Many readers submitted a piece from the Boston Globe this weekend about the ordination of women claiming to be Roman Catholic priests. Some said the story was horrific. Others said it was fantastic. Turns out there were two stories. The first is not so good. Reporter Michael Paulson's piece was headlined in the manner to which we've become, sadly, accustomed with these stories:
3 women to be ordained Catholic priests in Boston Excommunication automatic, church warns
The subhead is fine and good. The main headline has problems. Will these women be ordained Catholic priests or does a group claim that they will be ordained Catholic priests? The lede compounds the problem:
Three aspiring Catholic priests will be anointed and prayed over this weekend in an ordination liturgy that will resemble the traditional in most ways but one: The three being ordained are women.
It isn't until the 9th paragraph that we're told that the ordinations are being done by Roman Catholic Womenpriests. And the article, while mentioning that actual Roman Catholic officials oppose the ordinations, doesn't do a good job of explaining that such ordinations are not considered valid, licit, legal, etc. So, for instance, we get one-sided perspective such as this:
"We're part of a prophetic tradition of disobeying an unjust law," said Gabriella Velardi Ward, a 61-year-old Staten Island architect with two children and five grandchildren, who will be ordained along with Gloria Carpeneto of Baltimore and Mary Ann McCarthy Schoettly of Newton, N.J.
Ward said she has wanted to be a priest since age 5, and that she actively considered becoming a nun before deciding that the priesthood was her calling because she wants to be able to celebrate Catholic sacraments.

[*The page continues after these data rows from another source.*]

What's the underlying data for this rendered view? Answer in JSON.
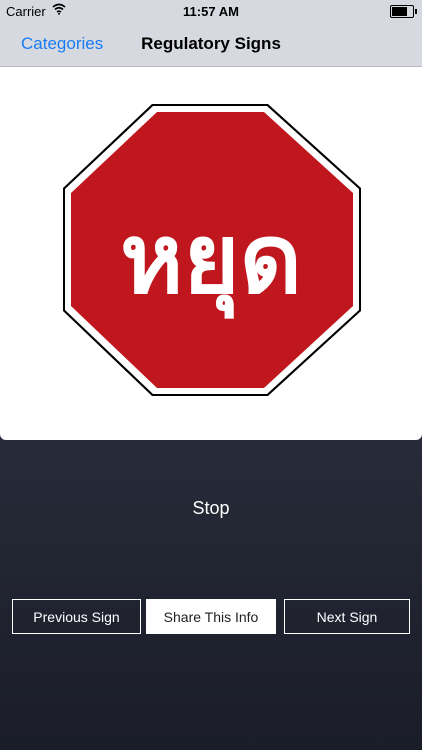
{
  "status_bar": {
    "carrier": "Carrier",
    "time": "11:57 AM"
  },
  "nav": {
    "back_label": "Categories",
    "title": "Regulatory Signs"
  },
  "sign": {
    "text": "หยุด",
    "name": "Stop",
    "colors": {
      "background": "#c0171f",
      "text": "#ffffff"
    }
  },
  "buttons": {
    "previous": "Previous Sign",
    "share": "Share This Info",
    "next": "Next Sign"
  }
}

"Excommunication or not, I will still be a validly ordained priest and still will be able to serve the people of God," she said.

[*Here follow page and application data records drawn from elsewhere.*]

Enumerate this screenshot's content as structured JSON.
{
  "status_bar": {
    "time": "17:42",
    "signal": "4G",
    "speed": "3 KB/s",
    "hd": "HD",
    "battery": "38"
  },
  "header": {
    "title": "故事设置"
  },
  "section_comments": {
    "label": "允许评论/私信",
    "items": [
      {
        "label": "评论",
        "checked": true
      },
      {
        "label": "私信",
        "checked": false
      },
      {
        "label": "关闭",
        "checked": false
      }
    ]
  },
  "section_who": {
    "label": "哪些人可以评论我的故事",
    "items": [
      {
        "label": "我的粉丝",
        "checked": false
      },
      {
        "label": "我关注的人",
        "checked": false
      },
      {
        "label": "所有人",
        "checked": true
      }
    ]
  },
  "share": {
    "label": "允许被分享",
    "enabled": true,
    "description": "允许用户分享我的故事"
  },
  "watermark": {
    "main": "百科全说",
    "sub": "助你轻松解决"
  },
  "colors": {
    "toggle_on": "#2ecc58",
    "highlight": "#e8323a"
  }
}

The women are to be ordained by Dana Reynolds, a California woman who was consecrated as a bishop in Germany in April.
It's not that the Vatican perspective isn't included. It is -- particularly at the end of the article. It's just that the information is presented as if the ceremony will create ordained female Catholic priests who will then be excommunicated from the church. In fact, the organization that ordains these women is not recognized by the Roman Catholic church and their ordinations are essentially considered to be pretend.
To their credit, the Globe later ran a clarification of the headline:
Paulson, the long-time religion reporter who spent more than a few years on the clergy sex abuse scandal story in Boston, published some of the emails he got from readers after the story. Some do a great job of thoughtfully explaining why they think he got the story wrong. Either way, he got a ton of correspondence on the story.
And the discussion with readers seemed to have an effect because the follow-up story corrects some of the problems with the initial account. Here's the new and improved headline:
Group claims to ordain women priests in unsanctioned ceremony
By incorporating the competing claims, the headline is pithier and more accurate. Here's the lede:
Paulson nicely framed the competing arguments as just that -- competing arguments. One group says this, the other group declares that. The separation between Roman Catholic Womenpriests and the Roman Catholic Church was clearly explained. Here, for instance:
But the women who participated in the event, along with the several hundred people who spent nearly three hours in the sweltering, non-air-conditioned Church of the Covenant, said they rejected the excommunications, and believed that the women had been validly ordained. The women were vested with white chasubles and red stoles and greeted with a standing ovation as they were declared to be priests; they then helped preside over a service at which they declared bread and wine to be consecrated and offered what they said was Communion to anyone who wished to receive it.
The ceremony was organized by Roman Catholic Womenpriests, an organization that is not recognized by the Roman Catholic church. Catholic church officials say the women are not Catholic, their ordinations are not real, and any sacraments they attempt to celebrate, including today's Eucharist, are invalid.
Paulson gives the Womenpriests' argument about why the ordinations are legitimate as well as some retorts from Catholics in Boston. Take this colorful quote from C.J. Doyle of the Catholic Action League of Massachusetts -- one of many that Paulson found for his followup:
"One must not only be a male to be a Catholic priest, one must be a Catholic,'' Doyle said. "The performers in this theater of propaganda are neither. These women ought to have the intellectual honesty to admit that they left the Catholic Church some time ago. Whatever publicity value today's exercise has, it must be measured against both the manifest fraudulence and the irredeemable hopelessness of their cause."
The followup is long, meaty and interesting. Just the kind of story that's nice to read on the religion beat. The Associated Press' Steve LeBlanc also had a fantastic report on the events in Boston. The headline doesn't take sides on the ordination. Early on he notes that the ordinations are not officially sanctioned. He explains the process of excommunication and puts it in context of Roman Catholic doctrine on the priesthood. My favorite part was the last line, which explained what happens to people who are excommunicated and how the penalty can be lifted.